London – AFP
After Barbados, which will become, on Tuesday, a republic, experts expect that other kingdoms will follow the example of this island located in the Caribbean Sea to be liberated from the British crown, noting that “a trend that will inevitably continue.”
In 1997, Prince Charles, heir to the British throne, recited in Hong Kong a message from his mother, Queen Elizabeth II, during a ceremony on a rainy day that finally witnessed the handover of this former British colony to China, after more than 150 years. After 24 years, the 73-year-old emir will be present, during a new transfer of sovereignty. Barbados, a small Caribbean nation that gained independence in 1966, held its first presidential election in October, 13 months after declaring its constitutional separation from the British crown.
And Prince Charles will confirm in his speech, based on what his office revealed, “As your constitutional status has changed, it has been important to me to join you in reaffirming things that do not change, such as the partnership between Barbados and Britain as vital members of the Commonwealth.”
Charles risks inheriting a British monarchy whose global reach will diminish; Experts believe that several kingdoms may follow Barbados. The transformation this country has brought about is in fact a “natural progression” following a trend that began shortly after the Queen took the throne in 1952, said Joe Little, editor of Majesty Magazine.
The expert explained: This trend will inevitably continue. Not necessarily under the current government, but under the next government and its pace is likely to accelerate.
In 1947, five years before Queen Elizabeth II ascended the British throne, the United Kingdom witnessed the transformation of India, once considered the “jewel in the crown,” into an independent republic. After her accession to the throne in 1952, independence movements swept many of the former British colonies, which severed relations with the Crown, especially because of the bloody invasion and the slave trade. But some colonies remained loyal to the crown.
Barbados, with a population of 300,000, followed the example of Fiji (1987) and Mauritius (1992), which became republics after Guyana (1970), Trinidad and Tobago (1976) and Dominica (1978).
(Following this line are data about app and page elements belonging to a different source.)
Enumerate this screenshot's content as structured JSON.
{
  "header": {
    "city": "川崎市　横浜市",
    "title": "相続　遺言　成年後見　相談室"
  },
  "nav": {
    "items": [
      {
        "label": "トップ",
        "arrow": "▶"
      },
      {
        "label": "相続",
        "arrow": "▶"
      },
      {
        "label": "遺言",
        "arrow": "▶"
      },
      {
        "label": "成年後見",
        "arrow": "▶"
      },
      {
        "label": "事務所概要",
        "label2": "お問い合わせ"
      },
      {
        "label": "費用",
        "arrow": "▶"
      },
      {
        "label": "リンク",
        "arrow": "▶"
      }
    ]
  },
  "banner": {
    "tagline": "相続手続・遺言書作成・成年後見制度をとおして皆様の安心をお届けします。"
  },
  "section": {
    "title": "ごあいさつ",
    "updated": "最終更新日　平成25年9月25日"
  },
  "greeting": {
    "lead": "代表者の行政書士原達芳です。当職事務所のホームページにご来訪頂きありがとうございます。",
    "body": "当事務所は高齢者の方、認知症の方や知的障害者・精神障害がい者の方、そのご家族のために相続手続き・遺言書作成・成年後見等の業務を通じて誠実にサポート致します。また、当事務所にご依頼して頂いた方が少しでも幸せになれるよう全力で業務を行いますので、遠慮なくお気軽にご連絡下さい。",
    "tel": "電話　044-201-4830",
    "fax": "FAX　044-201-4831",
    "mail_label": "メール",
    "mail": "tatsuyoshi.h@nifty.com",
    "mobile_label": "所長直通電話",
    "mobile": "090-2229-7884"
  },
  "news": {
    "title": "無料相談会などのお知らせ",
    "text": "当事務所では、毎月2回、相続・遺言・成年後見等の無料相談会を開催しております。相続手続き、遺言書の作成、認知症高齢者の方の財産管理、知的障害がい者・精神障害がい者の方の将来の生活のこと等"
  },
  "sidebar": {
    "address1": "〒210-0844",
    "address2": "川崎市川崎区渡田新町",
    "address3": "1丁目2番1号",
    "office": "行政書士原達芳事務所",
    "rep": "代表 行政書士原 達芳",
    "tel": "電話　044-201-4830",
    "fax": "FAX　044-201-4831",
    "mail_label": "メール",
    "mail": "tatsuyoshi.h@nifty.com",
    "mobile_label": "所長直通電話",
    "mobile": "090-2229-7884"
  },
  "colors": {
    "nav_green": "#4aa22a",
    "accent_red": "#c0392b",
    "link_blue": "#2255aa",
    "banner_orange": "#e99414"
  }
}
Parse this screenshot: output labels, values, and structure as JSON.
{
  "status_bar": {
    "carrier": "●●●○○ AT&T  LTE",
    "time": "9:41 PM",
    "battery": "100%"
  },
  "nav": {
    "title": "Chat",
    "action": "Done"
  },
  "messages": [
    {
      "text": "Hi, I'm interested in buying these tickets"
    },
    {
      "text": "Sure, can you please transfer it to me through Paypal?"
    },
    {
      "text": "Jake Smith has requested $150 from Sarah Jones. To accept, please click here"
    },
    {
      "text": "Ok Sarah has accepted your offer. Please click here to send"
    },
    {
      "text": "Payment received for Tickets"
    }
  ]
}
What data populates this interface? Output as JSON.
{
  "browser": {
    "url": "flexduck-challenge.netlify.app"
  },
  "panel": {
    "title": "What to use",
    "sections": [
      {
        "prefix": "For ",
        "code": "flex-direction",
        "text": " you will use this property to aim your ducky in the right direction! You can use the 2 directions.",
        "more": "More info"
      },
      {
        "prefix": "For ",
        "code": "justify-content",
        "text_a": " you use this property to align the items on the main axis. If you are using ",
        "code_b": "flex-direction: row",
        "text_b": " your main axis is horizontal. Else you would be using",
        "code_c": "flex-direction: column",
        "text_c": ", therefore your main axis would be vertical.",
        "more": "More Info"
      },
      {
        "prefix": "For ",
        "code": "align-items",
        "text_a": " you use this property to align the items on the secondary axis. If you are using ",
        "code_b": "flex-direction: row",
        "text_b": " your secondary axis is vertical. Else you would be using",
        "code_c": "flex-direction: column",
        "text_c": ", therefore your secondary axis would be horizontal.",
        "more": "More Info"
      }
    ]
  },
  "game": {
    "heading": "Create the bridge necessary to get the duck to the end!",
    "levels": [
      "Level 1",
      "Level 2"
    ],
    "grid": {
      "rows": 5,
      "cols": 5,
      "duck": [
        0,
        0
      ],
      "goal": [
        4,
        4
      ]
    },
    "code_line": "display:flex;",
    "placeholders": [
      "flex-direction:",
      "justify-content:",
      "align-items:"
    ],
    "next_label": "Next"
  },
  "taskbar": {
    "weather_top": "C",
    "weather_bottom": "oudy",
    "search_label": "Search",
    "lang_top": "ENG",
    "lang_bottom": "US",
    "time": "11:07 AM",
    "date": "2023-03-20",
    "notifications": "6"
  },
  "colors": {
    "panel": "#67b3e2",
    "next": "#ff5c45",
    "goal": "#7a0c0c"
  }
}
Hilary Pickles, a professor of history in Barbados, said the celebration, which falls on the eve of the country’s 55th anniversary of independence, would be a “historic moment.” She added that for countries and other countries that were colonized, this would be a symbol of liberation from “the tyranny of imperial and colonial power”, in addition to the “brutal legacy” of slavery.
Queen Elizabeth II is the most popular of the royal family and, for many, embodies the country’s last living connection to its imperial past. Experts fear the transition to republics will become more pressing for many of the remaining kingdoms when Prince Charles ascends the throne. Therefore, Little sees it very likely that Australia, or Canada, will choose a local president for the country.
In 1999, Australians voted in a referendum to decide whether their country should become a republic with a locally elected president or remain under British sovereignty, but the proposal was ultimately not accepted. Graham Smith of the British anti-monarchy group “Republic” sees Barbados’ example as “useful”; Because it shows that liberation from ownership can easily be achieved. He expected that “this will have a significant impact”, as happened in Jamaica.
In the United Kingdom, there is little support for ending the monarchy among the older generations (only 13 percent of those aged 65 and over) in becoming a republic, according to a May survey by YouGov.
On the other hand, 41 percent of those aged between 18 and 24 support the election of a president. Smith believed that this was explained by the high awareness of the youth of the anti-colonial struggle and racism.